(Collected data entries)
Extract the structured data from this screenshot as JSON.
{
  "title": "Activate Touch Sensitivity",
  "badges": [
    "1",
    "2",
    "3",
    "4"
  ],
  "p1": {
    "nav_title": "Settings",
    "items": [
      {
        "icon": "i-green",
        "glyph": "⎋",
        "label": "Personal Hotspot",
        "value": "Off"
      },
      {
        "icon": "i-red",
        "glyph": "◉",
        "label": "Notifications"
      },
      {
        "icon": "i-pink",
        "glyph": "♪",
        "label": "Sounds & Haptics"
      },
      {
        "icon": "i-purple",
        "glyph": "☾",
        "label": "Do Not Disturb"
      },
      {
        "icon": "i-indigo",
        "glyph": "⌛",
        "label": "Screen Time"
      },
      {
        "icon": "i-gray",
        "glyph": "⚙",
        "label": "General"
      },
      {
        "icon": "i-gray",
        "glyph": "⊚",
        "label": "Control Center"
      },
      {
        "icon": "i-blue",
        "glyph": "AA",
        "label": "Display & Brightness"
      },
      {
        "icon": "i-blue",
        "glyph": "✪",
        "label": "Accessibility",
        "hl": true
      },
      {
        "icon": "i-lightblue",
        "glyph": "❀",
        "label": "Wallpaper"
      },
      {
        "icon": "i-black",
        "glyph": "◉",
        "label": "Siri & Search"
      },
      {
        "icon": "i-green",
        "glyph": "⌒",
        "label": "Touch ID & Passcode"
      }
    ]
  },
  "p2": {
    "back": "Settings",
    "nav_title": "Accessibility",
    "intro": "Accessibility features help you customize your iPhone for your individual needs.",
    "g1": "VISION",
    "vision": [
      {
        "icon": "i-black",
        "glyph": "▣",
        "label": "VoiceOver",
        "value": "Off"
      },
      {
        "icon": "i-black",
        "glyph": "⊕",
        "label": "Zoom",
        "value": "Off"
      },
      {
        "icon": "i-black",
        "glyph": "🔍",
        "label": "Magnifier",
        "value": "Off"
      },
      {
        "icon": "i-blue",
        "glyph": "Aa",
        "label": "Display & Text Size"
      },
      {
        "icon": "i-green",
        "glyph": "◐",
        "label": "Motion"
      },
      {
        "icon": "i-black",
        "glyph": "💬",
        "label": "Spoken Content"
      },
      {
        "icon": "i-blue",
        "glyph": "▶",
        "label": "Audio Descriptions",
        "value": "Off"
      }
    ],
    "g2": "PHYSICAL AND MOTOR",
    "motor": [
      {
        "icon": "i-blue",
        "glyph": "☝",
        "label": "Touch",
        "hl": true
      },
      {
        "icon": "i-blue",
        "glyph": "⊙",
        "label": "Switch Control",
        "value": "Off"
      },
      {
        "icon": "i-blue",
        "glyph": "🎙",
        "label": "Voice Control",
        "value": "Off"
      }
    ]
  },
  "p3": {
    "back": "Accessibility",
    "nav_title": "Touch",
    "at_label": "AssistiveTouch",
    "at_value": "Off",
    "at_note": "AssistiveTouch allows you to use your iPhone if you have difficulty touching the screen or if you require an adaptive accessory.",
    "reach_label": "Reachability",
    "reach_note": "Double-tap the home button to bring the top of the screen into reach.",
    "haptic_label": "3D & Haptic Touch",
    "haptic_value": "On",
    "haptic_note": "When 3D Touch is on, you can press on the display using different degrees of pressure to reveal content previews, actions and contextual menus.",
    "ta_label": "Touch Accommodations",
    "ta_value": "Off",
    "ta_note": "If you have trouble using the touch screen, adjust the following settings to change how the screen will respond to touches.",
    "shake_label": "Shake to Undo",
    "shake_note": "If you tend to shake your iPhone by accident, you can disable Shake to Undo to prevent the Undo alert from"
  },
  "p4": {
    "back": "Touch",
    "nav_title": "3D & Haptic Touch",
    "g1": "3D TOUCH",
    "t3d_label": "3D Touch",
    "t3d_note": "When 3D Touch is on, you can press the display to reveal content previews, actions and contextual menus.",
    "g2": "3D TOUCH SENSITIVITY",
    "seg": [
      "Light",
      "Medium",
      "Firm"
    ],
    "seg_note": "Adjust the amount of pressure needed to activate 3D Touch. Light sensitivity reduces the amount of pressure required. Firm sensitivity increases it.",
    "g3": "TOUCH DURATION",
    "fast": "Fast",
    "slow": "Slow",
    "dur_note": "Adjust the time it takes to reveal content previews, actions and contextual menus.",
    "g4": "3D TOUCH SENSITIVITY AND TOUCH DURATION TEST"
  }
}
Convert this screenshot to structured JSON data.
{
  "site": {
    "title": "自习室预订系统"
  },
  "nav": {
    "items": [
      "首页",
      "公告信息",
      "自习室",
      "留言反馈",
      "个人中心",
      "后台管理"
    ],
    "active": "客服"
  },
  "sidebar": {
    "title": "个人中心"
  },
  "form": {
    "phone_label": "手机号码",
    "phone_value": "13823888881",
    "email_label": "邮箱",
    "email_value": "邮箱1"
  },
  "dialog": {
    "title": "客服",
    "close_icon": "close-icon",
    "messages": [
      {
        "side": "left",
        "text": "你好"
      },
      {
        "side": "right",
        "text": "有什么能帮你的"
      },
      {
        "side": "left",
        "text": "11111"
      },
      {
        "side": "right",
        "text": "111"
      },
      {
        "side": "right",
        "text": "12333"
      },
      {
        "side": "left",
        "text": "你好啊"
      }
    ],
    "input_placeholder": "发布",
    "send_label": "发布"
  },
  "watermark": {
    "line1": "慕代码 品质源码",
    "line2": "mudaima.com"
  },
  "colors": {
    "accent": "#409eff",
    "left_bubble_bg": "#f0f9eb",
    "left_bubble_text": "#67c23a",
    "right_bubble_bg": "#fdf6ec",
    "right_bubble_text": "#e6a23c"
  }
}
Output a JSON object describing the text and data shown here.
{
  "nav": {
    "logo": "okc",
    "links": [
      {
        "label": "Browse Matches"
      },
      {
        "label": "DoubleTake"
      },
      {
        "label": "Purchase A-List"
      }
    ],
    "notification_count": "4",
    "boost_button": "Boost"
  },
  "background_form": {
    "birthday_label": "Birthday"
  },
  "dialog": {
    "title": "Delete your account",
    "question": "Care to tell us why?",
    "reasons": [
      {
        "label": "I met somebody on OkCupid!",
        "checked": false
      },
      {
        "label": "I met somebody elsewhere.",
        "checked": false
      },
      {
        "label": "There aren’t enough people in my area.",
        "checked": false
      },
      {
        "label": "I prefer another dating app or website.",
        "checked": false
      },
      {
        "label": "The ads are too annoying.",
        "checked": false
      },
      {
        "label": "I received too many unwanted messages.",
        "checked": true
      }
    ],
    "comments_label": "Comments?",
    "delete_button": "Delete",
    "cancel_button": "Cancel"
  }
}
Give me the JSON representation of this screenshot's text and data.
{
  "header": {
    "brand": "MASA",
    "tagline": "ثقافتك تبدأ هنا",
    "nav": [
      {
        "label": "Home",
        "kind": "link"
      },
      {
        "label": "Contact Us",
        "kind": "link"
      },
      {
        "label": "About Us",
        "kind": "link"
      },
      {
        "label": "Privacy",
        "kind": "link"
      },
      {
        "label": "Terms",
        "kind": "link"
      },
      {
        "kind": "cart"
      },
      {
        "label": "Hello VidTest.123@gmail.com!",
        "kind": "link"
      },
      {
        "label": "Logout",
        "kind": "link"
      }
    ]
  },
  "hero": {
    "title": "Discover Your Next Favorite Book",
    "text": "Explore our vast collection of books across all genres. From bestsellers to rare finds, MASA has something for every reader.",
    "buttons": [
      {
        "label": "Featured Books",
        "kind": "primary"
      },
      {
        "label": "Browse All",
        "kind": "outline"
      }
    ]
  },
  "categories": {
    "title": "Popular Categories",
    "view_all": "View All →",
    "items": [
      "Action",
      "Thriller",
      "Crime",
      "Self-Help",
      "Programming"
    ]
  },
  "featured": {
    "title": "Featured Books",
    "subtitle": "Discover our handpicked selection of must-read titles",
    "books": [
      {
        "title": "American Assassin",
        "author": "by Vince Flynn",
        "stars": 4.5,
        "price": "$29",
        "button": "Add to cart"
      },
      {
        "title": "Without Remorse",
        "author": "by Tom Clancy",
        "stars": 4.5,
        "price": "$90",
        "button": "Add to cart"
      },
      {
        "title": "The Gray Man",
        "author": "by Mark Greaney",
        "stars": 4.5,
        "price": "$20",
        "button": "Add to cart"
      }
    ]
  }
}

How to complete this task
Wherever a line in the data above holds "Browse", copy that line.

Completed task
        "label": "Browse Matches"
        "label": "Browse All",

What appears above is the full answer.